What would you save?
Maybe you’ll upload a snap of the inferno straight to Instagram – but then I’m guessing you’ll remember that not all your memories are yet in the cloud. You’ll tear in there choking on burning curtains to grab the things that represent your life and family most. I’d be willing to bet they’ll be photos, stored on hard drives or in albums and photobooks.
This year I began experimenting with instant ‘Polaroid-esque’ prints using a camera put out by Fujifilm called an Instax Mini for a couple of very good reasons. Some of those reasons it turns out, happen to fit nicely with a humble little startup charity called Portrait Equality. They have one simple goal: to provide people with family pictures who would otherwise get little opportunity to keep mementos of loved ones. It could be “a child for a father to carry when he goes away to work in the city, or of an aging grandmother so she can be remembered by younger generations.”
The burning house scenario provokes thought on how irreplaceable family photos can be. They can unlock memories long thought forgotten and help bring to mind people we may have lost along the way. But many people who live in developing and remote locations don’t have access to the technology that could allow them to make and keep family photos. Portrait Equality aims to share some love in this direction by offering instant print cameras and film to just about anyone who has travel plans to an appropriate location.
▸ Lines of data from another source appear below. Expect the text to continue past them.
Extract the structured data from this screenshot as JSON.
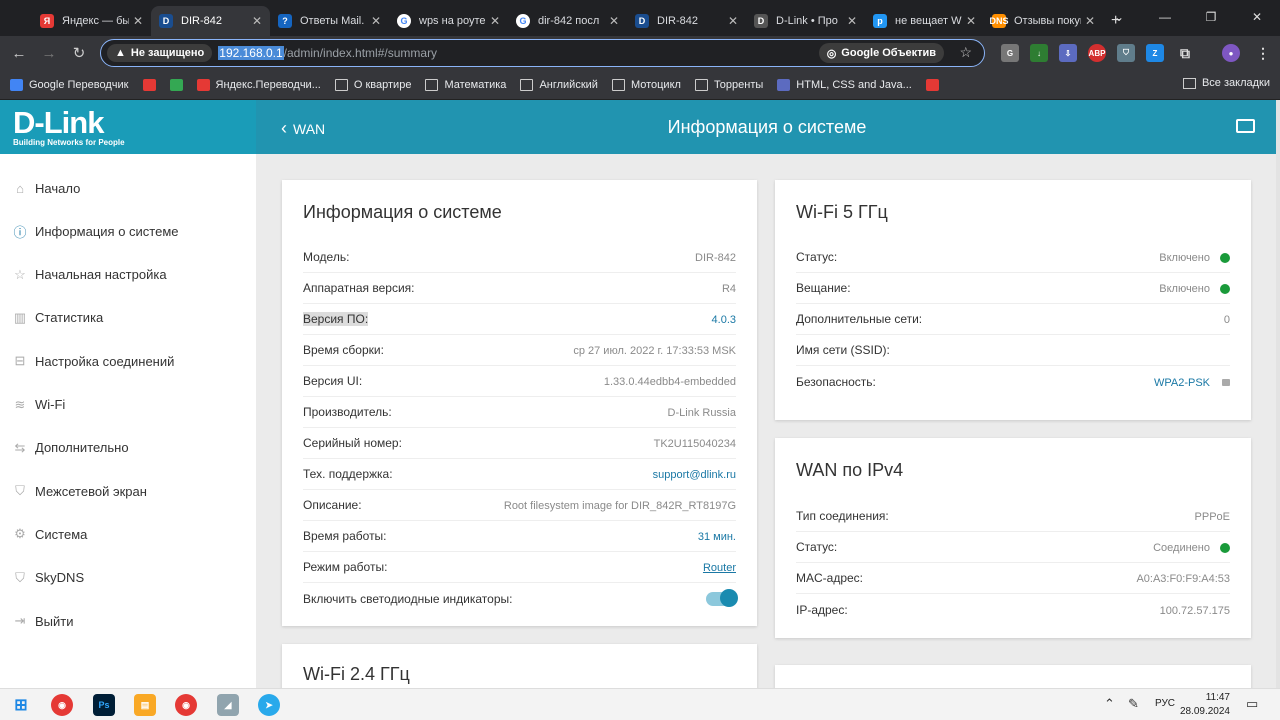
{
  "browser": {
    "tabs": [
      {
        "label": "Яндекс — бы",
        "color": "#e53935",
        "glyph": "Я"
      },
      {
        "label": "DIR-842",
        "color": "#1a4d8f",
        "glyph": "D",
        "active": true
      },
      {
        "label": "Ответы Mail.",
        "color": "#1565c0",
        "glyph": "?"
      },
      {
        "label": "wps на роуте",
        "color": "#ffffff",
        "glyph": "G"
      },
      {
        "label": "dir-842 посл",
        "color": "#ffffff",
        "glyph": "G"
      },
      {
        "label": "DIR-842",
        "color": "#1a4d8f",
        "glyph": "D"
      },
      {
        "label": "D-Link • Про",
        "color": "#555555",
        "glyph": "D"
      },
      {
        "label": "не вещает W",
        "color": "#2196f3",
        "glyph": "p"
      },
      {
        "label": "Отзывы покуп",
        "color": "#ff8f00",
        "glyph": "DNS"
      }
    ],
    "new_tab": "+",
    "insecure_label": "Не защищено",
    "url_host": "192.168.0.1",
    "url_path": "/admin/index.html#/summary",
    "lens_label": "Google Объектив",
    "bookmarks": [
      {
        "label": "Google Переводчик",
        "color": "#4285f4"
      },
      {
        "label": "",
        "color": "#e53935"
      },
      {
        "label": "",
        "color": "#34a853"
      },
      {
        "label": "Яндекс.Переводчи...",
        "color": "#e53935"
      },
      {
        "label": "О квартире",
        "folder": true
      },
      {
        "label": "Математика",
        "folder": true
      },
      {
        "label": "Английский",
        "folder": true
      },
      {
        "label": "Мотоцикл",
        "folder": true
      },
      {
        "label": "Торренты",
        "folder": true
      },
      {
        "label": "HTML, CSS and Java...",
        "color": "#5c6bc0"
      },
      {
        "label": "",
        "color": "#e53935"
      }
    ],
    "all_bookmarks": "Все закладки"
  },
  "header": {
    "logo": "D-Link",
    "logo_tagline": "Building Networks for People",
    "back_label": "WAN",
    "title": "Информация о системе"
  },
  "sidebar": {
    "items": [
      {
        "label": "Начало",
        "icon": "home-icon",
        "glyph": "⌂"
      },
      {
        "label": "Информация о системе",
        "icon": "info-icon",
        "glyph": "ⓘ",
        "active": true
      },
      {
        "label": "Начальная настройка",
        "icon": "wizard-icon",
        "glyph": "☆"
      },
      {
        "label": "Статистика",
        "icon": "chart-icon",
        "glyph": "▥"
      },
      {
        "label": "Настройка соединений",
        "icon": "connections-icon",
        "glyph": "⊟"
      },
      {
        "label": "Wi-Fi",
        "icon": "wifi-icon",
        "glyph": "≋"
      },
      {
        "label": "Дополнительно",
        "icon": "advanced-icon",
        "glyph": "⇆"
      },
      {
        "label": "Межсетевой экран",
        "icon": "shield-icon",
        "glyph": "⛉"
      },
      {
        "label": "Система",
        "icon": "gear-icon",
        "glyph": "⚙"
      },
      {
        "label": "SkyDNS",
        "icon": "skydns-icon",
        "glyph": "⛉"
      },
      {
        "label": "Выйти",
        "icon": "logout-icon",
        "glyph": "⇥"
      }
    ]
  },
  "system_info": {
    "title": "Информация о системе",
    "rows": [
      {
        "label": "Модель:",
        "value": "DIR-842"
      },
      {
        "label": "Аппаратная версия:",
        "value": "R4"
      },
      {
        "label": "Версия ПО:",
        "value": "4.0.3",
        "link": true
      },
      {
        "label": "Время сборки:",
        "value": "ср 27 июл. 2022 г. 17:33:53 MSK"
      },
      {
        "label": "Версия UI:",
        "value": "1.33.0.44edbb4-embedded"
      },
      {
        "label": "Производитель:",
        "value": "D-Link Russia"
      },
      {
        "label": "Серийный номер:",
        "value": "TK2U115040234"
      },
      {
        "label": "Тех. поддержка:",
        "value": "support@dlink.ru",
        "link": true
      },
      {
        "label": "Описание:",
        "value": "Root filesystem image for DIR_842R_RT8197G"
      },
      {
        "label": "Время работы:",
        "value": "31 мин.",
        "link": true
      },
      {
        "label": "Режим работы:",
        "value": "Router",
        "link": true,
        "underline": true
      },
      {
        "label": "Включить светодиодные индикаторы:",
        "toggle": true
      }
    ]
  },
  "wifi5": {
    "title": "Wi-Fi 5 ГГц",
    "rows": [
      {
        "label": "Статус:",
        "value": "Включено",
        "dot": true
      },
      {
        "label": "Вещание:",
        "value": "Включено",
        "dot": true
      },
      {
        "label": "Дополнительные сети:",
        "value": "0"
      },
      {
        "label": "Имя сети (SSID):",
        "value": ""
      },
      {
        "label": "Безопасность:",
        "value": "WPA2-PSK",
        "link": true,
        "lock": true
      }
    ]
  },
  "wan": {
    "title": "WAN по IPv4",
    "rows": [
      {
        "label": "Тип соединения:",
        "value": "PPPoE"
      },
      {
        "label": "Статус:",
        "value": "Соединено",
        "dot": true
      },
      {
        "label": "MAC-адрес:",
        "value": "A0:A3:F0:F9:A4:53"
      },
      {
        "label": "IP-адрес:",
        "value": "100.72.57.175"
      }
    ]
  },
  "wifi24": {
    "title": "Wi-Fi 2.4 ГГц"
  },
  "taskbar": {
    "lang": "РУС",
    "time": "11:47",
    "date": "28.09.2024"
  },
  "colors": {
    "brand": "#1a9cb8",
    "status_ok": "#1a9a3a",
    "link": "#1a78a5"
  }
}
After checking out what Portrait Equality is all about I decided to get involved and have now made two contributions to Portrait Equality from my travel this year. You can read the stories and check out images from Mauritania here and West Sumatra here.
Is Portrait Equality an endeavour that’s going to solve the world’s problems? No. Is it culturally appropriate? Not always. But I can say from experience that it puts smiles on people’s faces to give photos and not just take them.